  以東亞地區為例,大多數評論家認為,該區的政策制定者正面對著一系列相同的內部和外部問題。就經濟而言,全球一體化和科技發展,已逐漸影響勞動人口,及加劇職業不平等的問題。在社會層面,家庭結構和家庭生活的變化,導致低生育率和加劇人口老化的問題。這些問題對公共開支造成巨大壓力,尤其是養老金、健康和社會支援的範圍。而有新證據顯示,公民對社會福利的期望愈來愈高,包括工資、縮短工時和改善就業保障等。就政府為兒童和老人提供良好居所和看護的角色,大眾期望的改變也是顯而易見的。這些問題都是在經濟增長率下降、技能和生產力差距擴大、以及環境限制的背景下所形成的。

  正如我最近一項與英國約克大學學者進行的研究顯示,在東亞,以公共政策應對社會問題的做法已變得普遍。然而,這些應對的細節仍然存在很大差異,不是僅僅描述目前的經濟和社會的變化就能解釋的。

以公共政策應對社會問題漸普遍

  值得留意的是,自2003年起,中國大陸實施了一系列新的社會政策項目,包括一些重要的健康、社會保障和就業政策改革,令到農民、內部遷徙的民工和城市居民受益。與此同時,中國大陸為所有農村和城市兒童推行免費教育,擴展新移民兒童的教育服務,以及加強低收入城市家庭的房屋福利。這些改變,使中國成為一個更具社會保護性的福利體系。

  事實是,中國並非唯一致力提升人民福祉的國家。韓國在2004年展開的一系列改革中,擴大了其教育體系,使低收入家庭的子女更容易接受高等教育。與此同時,韓國政府最近加強了公共租賃房屋制度,並大大延長了父母的產假,尤其是父親的。加上其於90年代推出的非供款型退休金計劃和就業保險制度,韓國已迅速成為促進整個亞太區社會發展的國際「典範」。

  其他看似是「不可能」會大幅發展社會福利的國家,也在社會決策中表現出相當大的改變。例如,一直面對經濟及人口老化問題的日本,仍然設法增加在公共醫療保健系統的公共投資,並通過了重要法案,使國民更容易入住公共房屋。與此同時,日本在2000年將支付給母親的產假替代收入提高了三分之二,並在2016年實施了比世界上任何國家也要慷慨的父親帶薪侍產假政策。
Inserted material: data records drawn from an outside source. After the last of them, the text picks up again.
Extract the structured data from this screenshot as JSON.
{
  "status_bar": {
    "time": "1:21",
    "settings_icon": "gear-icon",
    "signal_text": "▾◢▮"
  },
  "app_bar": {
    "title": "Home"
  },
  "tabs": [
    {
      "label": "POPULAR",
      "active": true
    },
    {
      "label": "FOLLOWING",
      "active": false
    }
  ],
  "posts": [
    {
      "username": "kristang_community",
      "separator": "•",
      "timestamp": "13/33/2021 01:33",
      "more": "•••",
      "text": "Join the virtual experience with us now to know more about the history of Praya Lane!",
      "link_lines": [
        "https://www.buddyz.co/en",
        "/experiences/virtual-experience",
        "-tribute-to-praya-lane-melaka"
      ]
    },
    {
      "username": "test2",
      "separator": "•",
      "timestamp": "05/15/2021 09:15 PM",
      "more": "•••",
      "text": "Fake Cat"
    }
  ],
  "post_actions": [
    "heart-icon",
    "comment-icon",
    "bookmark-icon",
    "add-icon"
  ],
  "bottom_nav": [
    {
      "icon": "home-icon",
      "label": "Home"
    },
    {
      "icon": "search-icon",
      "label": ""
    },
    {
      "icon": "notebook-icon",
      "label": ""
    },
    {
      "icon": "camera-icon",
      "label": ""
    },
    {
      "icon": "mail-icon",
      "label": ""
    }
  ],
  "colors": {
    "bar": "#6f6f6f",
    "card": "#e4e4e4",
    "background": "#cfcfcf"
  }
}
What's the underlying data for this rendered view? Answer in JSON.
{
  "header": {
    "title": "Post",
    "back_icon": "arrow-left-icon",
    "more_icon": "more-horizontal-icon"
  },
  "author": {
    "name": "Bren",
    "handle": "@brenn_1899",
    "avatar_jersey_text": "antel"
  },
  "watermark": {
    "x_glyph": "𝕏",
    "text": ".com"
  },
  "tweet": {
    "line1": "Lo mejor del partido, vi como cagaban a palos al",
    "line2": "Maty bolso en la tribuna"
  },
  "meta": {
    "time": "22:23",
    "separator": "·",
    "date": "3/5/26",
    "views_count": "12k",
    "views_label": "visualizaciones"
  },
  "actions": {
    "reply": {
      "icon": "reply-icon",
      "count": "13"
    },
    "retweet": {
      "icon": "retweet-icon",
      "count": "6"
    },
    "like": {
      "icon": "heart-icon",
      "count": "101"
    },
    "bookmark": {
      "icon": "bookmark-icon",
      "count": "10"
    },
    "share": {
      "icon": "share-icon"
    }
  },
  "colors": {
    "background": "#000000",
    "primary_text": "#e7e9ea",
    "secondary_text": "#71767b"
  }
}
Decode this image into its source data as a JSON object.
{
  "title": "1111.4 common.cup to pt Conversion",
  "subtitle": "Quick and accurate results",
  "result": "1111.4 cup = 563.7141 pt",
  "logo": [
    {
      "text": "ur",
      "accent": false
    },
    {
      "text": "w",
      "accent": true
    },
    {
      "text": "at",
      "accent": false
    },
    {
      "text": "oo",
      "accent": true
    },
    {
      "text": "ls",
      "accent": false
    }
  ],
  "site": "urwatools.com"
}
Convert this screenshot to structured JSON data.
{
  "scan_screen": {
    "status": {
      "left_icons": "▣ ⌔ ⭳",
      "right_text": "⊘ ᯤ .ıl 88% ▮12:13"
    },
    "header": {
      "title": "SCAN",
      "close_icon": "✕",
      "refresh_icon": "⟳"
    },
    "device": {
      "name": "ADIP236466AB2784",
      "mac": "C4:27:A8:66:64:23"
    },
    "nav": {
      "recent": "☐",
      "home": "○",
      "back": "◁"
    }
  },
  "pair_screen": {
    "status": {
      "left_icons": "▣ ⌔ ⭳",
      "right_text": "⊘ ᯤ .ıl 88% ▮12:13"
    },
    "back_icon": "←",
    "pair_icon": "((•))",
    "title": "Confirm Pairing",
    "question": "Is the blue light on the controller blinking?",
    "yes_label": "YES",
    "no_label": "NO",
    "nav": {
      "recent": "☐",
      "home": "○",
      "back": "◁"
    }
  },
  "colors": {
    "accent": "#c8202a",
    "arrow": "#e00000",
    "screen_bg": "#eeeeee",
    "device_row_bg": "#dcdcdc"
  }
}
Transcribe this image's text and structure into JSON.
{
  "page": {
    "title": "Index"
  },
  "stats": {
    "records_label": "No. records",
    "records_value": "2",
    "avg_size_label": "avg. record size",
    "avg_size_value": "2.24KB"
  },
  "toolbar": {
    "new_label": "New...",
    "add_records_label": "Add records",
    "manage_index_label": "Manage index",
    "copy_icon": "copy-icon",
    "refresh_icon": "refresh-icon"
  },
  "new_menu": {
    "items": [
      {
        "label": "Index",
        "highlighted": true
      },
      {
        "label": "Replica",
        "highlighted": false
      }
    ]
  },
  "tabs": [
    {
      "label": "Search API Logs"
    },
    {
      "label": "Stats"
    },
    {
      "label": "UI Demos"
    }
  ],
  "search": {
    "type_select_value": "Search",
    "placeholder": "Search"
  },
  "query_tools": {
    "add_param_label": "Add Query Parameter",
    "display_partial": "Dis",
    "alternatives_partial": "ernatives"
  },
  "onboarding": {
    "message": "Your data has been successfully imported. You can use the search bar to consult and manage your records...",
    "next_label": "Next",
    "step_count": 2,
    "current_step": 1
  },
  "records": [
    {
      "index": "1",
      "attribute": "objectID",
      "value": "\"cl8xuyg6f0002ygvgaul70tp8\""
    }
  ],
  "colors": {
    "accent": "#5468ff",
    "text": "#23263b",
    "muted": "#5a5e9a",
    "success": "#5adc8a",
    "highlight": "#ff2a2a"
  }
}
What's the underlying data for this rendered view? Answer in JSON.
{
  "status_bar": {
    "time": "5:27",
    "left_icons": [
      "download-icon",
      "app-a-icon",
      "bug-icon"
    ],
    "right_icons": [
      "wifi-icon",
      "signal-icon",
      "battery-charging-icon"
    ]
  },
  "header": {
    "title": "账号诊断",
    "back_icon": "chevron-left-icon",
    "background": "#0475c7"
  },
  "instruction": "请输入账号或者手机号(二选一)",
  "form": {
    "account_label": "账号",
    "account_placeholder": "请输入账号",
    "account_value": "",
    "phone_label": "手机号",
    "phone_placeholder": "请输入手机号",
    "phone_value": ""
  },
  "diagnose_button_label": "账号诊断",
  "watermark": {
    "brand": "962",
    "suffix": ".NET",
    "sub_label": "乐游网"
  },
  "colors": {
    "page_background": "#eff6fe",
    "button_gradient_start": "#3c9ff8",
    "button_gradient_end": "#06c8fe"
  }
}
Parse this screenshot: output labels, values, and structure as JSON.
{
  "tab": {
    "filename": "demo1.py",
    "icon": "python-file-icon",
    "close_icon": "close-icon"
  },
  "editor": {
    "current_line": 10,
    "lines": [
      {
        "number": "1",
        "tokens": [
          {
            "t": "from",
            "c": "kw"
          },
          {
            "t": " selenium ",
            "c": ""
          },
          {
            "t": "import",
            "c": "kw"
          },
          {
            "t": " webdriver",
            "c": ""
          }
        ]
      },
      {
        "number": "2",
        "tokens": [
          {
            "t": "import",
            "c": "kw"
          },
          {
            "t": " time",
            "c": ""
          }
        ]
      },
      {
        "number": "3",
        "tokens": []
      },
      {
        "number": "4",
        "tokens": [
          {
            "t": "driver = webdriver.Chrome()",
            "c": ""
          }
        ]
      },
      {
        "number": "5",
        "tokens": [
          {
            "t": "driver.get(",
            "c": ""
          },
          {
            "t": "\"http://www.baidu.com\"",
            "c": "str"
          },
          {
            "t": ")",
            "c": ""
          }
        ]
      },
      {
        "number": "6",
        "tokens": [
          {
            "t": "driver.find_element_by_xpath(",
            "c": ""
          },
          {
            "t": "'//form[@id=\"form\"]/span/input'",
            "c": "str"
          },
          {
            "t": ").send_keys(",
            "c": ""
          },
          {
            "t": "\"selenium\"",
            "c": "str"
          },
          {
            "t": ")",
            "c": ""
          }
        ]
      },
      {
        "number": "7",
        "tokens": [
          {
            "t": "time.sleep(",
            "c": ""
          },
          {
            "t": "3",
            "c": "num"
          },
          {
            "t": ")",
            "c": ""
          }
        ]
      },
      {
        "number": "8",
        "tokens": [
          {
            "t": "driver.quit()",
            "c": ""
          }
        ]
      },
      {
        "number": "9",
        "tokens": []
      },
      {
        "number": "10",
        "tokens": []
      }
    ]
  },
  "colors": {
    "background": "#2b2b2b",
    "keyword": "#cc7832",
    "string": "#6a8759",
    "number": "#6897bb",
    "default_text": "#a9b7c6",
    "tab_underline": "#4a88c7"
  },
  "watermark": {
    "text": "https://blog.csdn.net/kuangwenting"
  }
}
  過去一直以謹慎理財聞名的新加坡政府,也將公共醫療支出,從1990年佔政府總支出的9%,提高到2016年的14%。此外,新加坡政府於2003年改善小學和中學層面的「強制性教育」,同時持續對畢業生和研究生的支援。如韓國和日本,新加坡於2008年,將女士侍產假延長至16周-高於國際勞工組織的最低標準。隨著新加坡取消二孩政策,擁有兩個以上子女的父母可享受有薪產假。

  與其他東亞社會的福利政策發展相比,香港愈來愈滯後。我們從政策檔案和國際數據中可證明這點。事實上,我們發現香港自1990年代起,再也沒有一個突破性的福利政策改革。相反,香港絕大多數社會政策都採取了更為保守,只出現零碎的變化。

  儘管香港在老年收入保障和失業保障出現了大量的政策創新,我們的福利政策仍主要依靠入息審查制度,及具有低福利水平和嚴格的工作優先的特點。2000年推出的強制性公積金計劃,旨在長遠地減少社會對政府福利政策的依賴。然而,它引起了不少批評,如投資回報率低,及對低收入者的保護不足等。此外,本港的私人醫療開支,繼續佔整體醫療支出約50%,加上產假及公共育兒服務不足等問題,香港政策制定者正面對嚴峻的挑戰。而曾經是香港社會保障的標誌 ─ 公共房屋制度 ─ 亦正被收緊。

  面對所有東亞國家政府均面對的問題,為何歷屆香港政府的政策會與它們不同? 

  我們需要更有系統性的證據來全面回答這問題。一些就東亞社會政策發展歷史作的研究,也許能給予我們一些啟示,及幫助我們展開進一步的調查。這些研究指出政治組織的作用,包括工會和社會運動,以及一些既定的政策如何限制政策制定者的決定。相反,「制度粘性」往往能迫使他們利用重大危機和其他「機會之窗」來實踐有意義的變革。與其他東亞社會相比,我們需要充分了解香港社會政策的歷史因素。只有這樣,我們才有更好的機會影響決策者的選擇。。

  本文根據一篇將於年末發表在學術期刊《社會政策與社會》的研究論文所撰。